That’s not to say that God is not walking with us through the everyday ups and downs of life, but there is a distinction between this and “taking up our cross“.  We can see this in Jesus’ life. He faced a multitude of difficulties in his life, but they were not all “carrying his cross”. Jesus carried his cross as the result of the kind of life He lived, and called his disciples to that same kind of life, which would result in the same kind of treatment. The quote below is from “The Politics of Jesus” by John Howard Yoder:

The believer’s cross is no longer any and every kind of suffering, sickness, or tension, the bearing of which is demanded. The believer’s cross must be, like his Lord’s, the price of his social nonconformity. It is not, like sickness or catastrophe, an inexplicable, unpredictable suffering; it is the end of a path freely chosen after counting the cost. It is not, like Luther’s or Thomas Muntzer’s or Zinzerdorf’s or Kierkegaard’s cross or ‘Afechtung’, and inward wrestling of the sensitive soul with self and sin; it is the social reality of representing in an unwilling world the Order to come. The word “The servant is not greater than his master.
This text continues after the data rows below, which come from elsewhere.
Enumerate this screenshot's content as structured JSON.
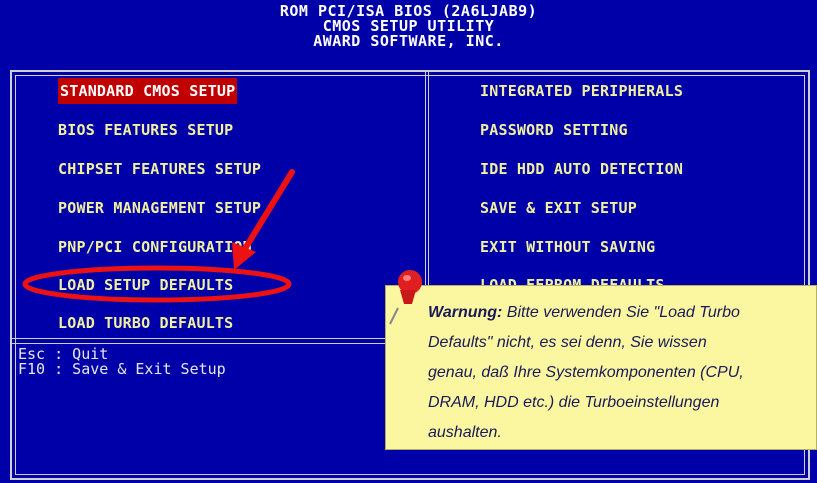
{
  "header": {
    "line1": "ROM PCI/ISA BIOS (2A6LJAB9)",
    "line2": "CMOS SETUP UTILITY",
    "line3": "AWARD SOFTWARE, INC."
  },
  "menu_left": [
    "STANDARD CMOS SETUP",
    "BIOS FEATURES SETUP",
    "CHIPSET FEATURES SETUP",
    "POWER MANAGEMENT SETUP",
    "PNP/PCI CONFIGURATION",
    "LOAD SETUP DEFAULTS",
    "LOAD TURBO DEFAULTS"
  ],
  "menu_right": [
    "INTEGRATED PERIPHERALS",
    "PASSWORD SETTING",
    "IDE HDD AUTO DETECTION",
    "SAVE & EXIT SETUP",
    "EXIT WITHOUT SAVING",
    "LOAD EEPROM DEFAULTS"
  ],
  "selected_item": "STANDARD CMOS SETUP",
  "help": {
    "esc": "Esc : Quit",
    "f10": "F10 : Save & Exit Setup"
  },
  "note": {
    "title": "Warnung:",
    "line1": " Bitte verwenden Sie \"Load Turbo",
    "line2": "Defaults\" nicht, es sei denn, Sie wissen",
    "line3": "genau, daß Ihre Systemkomponenten (CPU,",
    "line4": "DRAM, HDD etc.) die Turboeinstellungen",
    "line5": "aushalten."
  },
  "colors": {
    "background": "#0000a8",
    "menu_text": "#f0f0a0",
    "selection": "#c00000",
    "annotation": "#ee1111",
    "note_bg": "#fbf6a0"
  },
  "icons": [
    "push-pin-icon",
    "red-arrow-annotation",
    "red-ellipse-annotation"
  ]
}
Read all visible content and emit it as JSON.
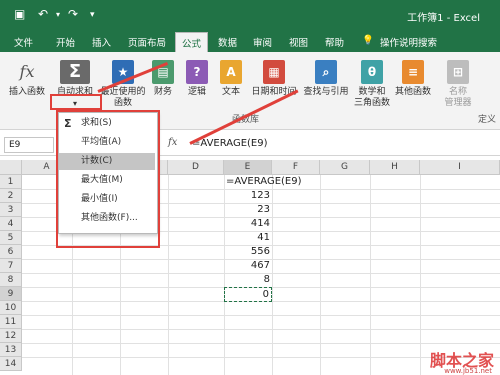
{
  "titlebar": {
    "title": "工作簿1 - Excel",
    "save_icon": "save-icon",
    "undo_icon": "undo-icon"
  },
  "tabs": [
    "文件",
    "开始",
    "插入",
    "页面布局",
    "公式",
    "数据",
    "审阅",
    "视图",
    "帮助"
  ],
  "active_tab": "公式",
  "tell_me": "操作说明搜索",
  "ribbon": {
    "insert_function": "插入函数",
    "autosum": "自动求和",
    "recent": [
      "最近使用的",
      "函数"
    ],
    "finance": "财务",
    "logic": "逻辑",
    "text": "文本",
    "datetime": "日期和时间",
    "lookup": "查找与引用",
    "math": [
      "数学和",
      "三角函数"
    ],
    "other": "其他函数",
    "names": [
      "名称",
      "管理器"
    ],
    "group_label": "函数库",
    "define_label": "定义"
  },
  "formula_bar": {
    "name_box": "E9",
    "fx": "fx",
    "formula": "=AVERAGE(E9)"
  },
  "columns": [
    "A",
    "B",
    "C",
    "D",
    "E",
    "F",
    "G",
    "H",
    "I"
  ],
  "rows": [
    "1",
    "2",
    "3",
    "4",
    "5",
    "6",
    "7",
    "8",
    "9",
    "10",
    "11",
    "12",
    "13",
    "14"
  ],
  "cells": {
    "e1": "=AVERAGE(E9)",
    "e2": "123",
    "e3": "23",
    "e4": "414",
    "e5": "41",
    "e6": "556",
    "e7": "467",
    "e8": "8",
    "e9": "0"
  },
  "dropdown": [
    "求和(S)",
    "平均值(A)",
    "计数(C)",
    "最大值(M)",
    "最小值(I)",
    "其他函数(F)..."
  ],
  "dropdown_selected": "计数(C)",
  "colors": {
    "excel_green": "#217346",
    "highlight_red": "#e0403a"
  },
  "watermark": {
    "main": "脚本之家",
    "sub": "www.jb51.net"
  }
}
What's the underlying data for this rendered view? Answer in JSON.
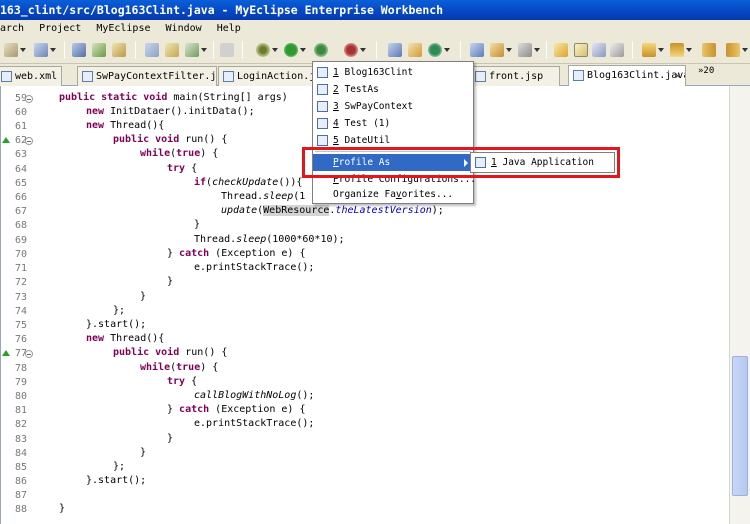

If they persecuted me they will persecute you” is not a pastoral counsel to help with the ambiguities of life; it is a normative statement about the relation of our social obedience to the messianity of Jesus.

Representing as he did the divine order now at hand, accessible; renouncing as he did the legitimate use of violence and the accrediting of the existing authorities; renouncing as well the ritual purity of noninvolvement, his people will encounter in ways analogous to his own the hostility of the old order.”